Around the same time as the Thai vaccine trial, Fauci was active as one of the “principal architects” of the 2003 President’s Emergency Plan for AIDS Relief (PEPFAR), a still-ongoing program that has since ballooned into over 50 countries, where it coordinates (across seven different U.S. departments and agencies) promotion of HIV drugs and other measures. Since 2014, PEPFAR has been led by none other than Birx, who has been only too happy to accept generous Gates Foundation support. The foundation is the top source of philanthropic funding for all international HIV efforts, and development of an HIV vaccine remains one of its core “areas of focus.” In the face of recent Trump administration threats to slash PEPFAR’s budget, Birx has declared her willingness to seek out “other sources of funding wherever she can find them.”
The National Institutes of Health (NIH), of which NIAID is a part, have been joined at the hip with the Gates Foundation for many years, together funding 57% of “global-health research and development on diseases that disproportionately affect populations in low- and middle-income countries.” The close partnership has involved working to develop new vaccines (such as a malaria vaccine and a universal influenza vaccine) as well as mobilizing Gates funding streams to roll out NIH-developed vaccines across the developing world. In 2013, Gates declared himself “thrilled” with NIH for “pushing [vaccine research] forward” and stated, “We are just at the beginning of what we can do together.”
Singing the same discordant tune
Despite writing on March 26 in The New England Journal of Medicine that the COVID-19 case fatality rate is likely to be no worse than the rate observed for a severe seasonal flu, Dr. Fauci continues to pledge allegiance to extreme measures, parroting Mr. Gates’ statements that more prolonged lockdowns are necessary and advising Americans to become a nation of obsessive-compulsive hand-washers who never share a handshake again. On these topics , Birx has been evasive and non-committal.
Recently, Dr. Zeke Emanuel—coronavirus advisor to both Joe Biden and the WHO, and one of the former ringleaders behind Obamacare—joined the fray, urging the banning of conferences, concerts, sporting events, religious services and restaurant meals for another 18 months, or “until we have a vaccine that protects everyone.” The Guardian obligingly echoed this vaccine-centric propaganda on April 8 when, reporting on a Chinese study just published in The Lancet, the British rag stated that “Lockdowns can’t end until Covid-19 vaccine found.”
Listening to these individuals’ carefully crafted public briefings on COVID-19 exit strategies, one could easily get the impression that a SARS-CoV-2 vaccine is, indeed, the only way out.
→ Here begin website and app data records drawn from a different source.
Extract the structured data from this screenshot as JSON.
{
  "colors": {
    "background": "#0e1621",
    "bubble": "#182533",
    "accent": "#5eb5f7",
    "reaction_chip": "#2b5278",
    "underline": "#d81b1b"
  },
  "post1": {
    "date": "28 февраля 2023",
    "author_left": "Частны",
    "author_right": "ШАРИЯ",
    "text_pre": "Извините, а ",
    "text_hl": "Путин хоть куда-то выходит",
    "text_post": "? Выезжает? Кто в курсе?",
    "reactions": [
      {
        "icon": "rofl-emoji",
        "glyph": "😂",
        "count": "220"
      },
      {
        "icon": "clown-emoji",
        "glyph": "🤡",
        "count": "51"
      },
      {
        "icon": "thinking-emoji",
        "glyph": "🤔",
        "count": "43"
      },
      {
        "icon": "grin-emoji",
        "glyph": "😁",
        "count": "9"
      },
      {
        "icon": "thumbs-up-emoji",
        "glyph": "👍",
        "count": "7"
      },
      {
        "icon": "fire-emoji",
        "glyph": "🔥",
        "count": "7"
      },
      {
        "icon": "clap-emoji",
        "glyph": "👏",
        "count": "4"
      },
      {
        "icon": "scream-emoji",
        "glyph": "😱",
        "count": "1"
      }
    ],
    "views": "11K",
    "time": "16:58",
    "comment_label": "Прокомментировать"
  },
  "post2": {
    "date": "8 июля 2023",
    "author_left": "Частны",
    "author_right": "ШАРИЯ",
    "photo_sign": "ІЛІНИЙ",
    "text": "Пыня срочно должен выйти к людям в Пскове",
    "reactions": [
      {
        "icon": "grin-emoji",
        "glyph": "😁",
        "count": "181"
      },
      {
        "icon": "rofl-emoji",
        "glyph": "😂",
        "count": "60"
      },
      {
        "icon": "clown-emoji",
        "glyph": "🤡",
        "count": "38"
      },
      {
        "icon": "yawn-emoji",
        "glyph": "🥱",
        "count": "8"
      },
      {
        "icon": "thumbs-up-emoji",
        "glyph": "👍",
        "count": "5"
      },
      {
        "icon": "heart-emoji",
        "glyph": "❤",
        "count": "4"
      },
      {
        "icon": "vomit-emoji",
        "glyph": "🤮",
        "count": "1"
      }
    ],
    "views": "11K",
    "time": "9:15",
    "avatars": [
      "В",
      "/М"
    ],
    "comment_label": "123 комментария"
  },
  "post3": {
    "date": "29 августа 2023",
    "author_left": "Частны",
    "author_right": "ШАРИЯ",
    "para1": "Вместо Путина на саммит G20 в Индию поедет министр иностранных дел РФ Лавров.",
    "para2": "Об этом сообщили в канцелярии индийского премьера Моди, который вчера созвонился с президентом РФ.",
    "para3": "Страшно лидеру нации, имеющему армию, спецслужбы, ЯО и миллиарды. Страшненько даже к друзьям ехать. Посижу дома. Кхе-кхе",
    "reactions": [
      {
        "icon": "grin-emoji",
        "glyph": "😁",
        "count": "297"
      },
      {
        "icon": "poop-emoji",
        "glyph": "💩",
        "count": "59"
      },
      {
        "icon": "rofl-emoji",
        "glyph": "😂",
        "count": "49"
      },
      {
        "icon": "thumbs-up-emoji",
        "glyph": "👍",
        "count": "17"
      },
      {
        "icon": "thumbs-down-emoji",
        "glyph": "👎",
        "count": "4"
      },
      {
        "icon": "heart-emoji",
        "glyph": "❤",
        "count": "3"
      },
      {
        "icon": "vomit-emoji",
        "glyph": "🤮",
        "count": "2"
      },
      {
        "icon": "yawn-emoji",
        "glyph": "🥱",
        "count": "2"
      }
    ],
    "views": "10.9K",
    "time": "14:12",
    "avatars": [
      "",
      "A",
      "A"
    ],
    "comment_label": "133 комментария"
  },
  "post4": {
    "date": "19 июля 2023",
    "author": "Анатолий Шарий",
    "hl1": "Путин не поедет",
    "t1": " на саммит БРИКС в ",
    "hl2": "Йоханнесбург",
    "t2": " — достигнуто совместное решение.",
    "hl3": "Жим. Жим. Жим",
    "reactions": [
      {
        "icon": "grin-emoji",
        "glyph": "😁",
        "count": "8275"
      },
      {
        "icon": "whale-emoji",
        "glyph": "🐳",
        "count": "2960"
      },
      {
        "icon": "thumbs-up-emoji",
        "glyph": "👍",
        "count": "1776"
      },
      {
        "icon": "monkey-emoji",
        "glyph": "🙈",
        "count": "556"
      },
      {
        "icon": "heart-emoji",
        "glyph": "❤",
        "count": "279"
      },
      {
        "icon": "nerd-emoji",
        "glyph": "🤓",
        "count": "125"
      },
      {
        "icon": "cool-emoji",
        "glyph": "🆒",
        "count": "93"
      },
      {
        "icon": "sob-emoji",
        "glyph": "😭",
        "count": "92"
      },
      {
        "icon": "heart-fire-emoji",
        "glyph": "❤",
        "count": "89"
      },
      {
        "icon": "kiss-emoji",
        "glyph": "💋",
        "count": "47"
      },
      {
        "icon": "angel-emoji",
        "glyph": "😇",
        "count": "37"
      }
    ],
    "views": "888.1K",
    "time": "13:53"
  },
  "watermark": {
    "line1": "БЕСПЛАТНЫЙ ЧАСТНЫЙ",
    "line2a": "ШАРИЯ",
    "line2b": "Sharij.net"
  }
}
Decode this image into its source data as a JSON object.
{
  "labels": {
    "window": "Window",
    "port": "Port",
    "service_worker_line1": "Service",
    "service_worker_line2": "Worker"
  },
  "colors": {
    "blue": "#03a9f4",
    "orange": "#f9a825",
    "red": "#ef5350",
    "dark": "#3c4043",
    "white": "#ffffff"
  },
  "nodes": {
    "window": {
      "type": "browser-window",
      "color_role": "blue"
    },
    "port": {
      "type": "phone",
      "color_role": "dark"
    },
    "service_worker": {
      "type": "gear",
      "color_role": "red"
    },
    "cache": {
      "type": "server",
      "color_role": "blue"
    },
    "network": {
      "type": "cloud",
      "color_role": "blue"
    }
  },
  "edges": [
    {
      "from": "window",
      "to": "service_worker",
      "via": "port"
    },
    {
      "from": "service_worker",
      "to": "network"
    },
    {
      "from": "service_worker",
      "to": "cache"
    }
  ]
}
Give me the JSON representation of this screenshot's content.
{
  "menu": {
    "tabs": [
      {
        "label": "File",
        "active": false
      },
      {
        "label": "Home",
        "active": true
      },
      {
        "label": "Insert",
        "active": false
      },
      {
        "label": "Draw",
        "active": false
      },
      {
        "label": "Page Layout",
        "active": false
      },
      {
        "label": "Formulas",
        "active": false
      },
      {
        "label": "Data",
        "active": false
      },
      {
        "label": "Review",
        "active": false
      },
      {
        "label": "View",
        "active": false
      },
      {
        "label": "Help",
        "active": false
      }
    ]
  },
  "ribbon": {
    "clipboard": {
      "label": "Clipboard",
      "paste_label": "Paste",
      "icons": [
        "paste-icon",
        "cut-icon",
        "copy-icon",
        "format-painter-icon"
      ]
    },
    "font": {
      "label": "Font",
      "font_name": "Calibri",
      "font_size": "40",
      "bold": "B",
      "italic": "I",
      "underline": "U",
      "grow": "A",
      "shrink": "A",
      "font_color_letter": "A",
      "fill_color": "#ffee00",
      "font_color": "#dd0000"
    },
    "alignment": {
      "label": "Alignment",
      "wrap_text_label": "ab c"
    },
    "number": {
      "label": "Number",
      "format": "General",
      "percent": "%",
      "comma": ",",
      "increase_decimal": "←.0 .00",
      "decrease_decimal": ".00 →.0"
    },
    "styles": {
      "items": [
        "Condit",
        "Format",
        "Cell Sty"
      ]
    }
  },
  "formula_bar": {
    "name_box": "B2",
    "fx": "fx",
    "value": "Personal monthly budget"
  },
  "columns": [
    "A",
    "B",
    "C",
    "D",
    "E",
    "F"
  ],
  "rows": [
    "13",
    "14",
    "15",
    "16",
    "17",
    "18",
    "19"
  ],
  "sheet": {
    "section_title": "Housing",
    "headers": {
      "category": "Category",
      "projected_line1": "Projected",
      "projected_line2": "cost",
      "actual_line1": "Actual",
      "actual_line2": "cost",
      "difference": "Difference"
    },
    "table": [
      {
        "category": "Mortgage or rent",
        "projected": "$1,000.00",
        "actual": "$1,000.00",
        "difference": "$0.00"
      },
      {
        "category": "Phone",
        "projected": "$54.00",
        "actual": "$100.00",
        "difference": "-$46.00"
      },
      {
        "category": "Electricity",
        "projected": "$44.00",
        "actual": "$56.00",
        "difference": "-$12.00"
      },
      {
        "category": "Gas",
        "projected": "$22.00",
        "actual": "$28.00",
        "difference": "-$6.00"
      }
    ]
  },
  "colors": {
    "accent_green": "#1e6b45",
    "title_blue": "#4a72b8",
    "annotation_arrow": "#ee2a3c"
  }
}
For a population amped up on hysteria and fear, it may be challenging to accept other solutions—including the historically documented benefits of natural herd immunity—but the studies on unsafe vaccines for SARS-CoV, RSV and dengue suggest that Americans would be wise to ask the age-old question of “who benefits” and push back against the billionaires and scientists looking to limit choices, control populations and make a financial killing.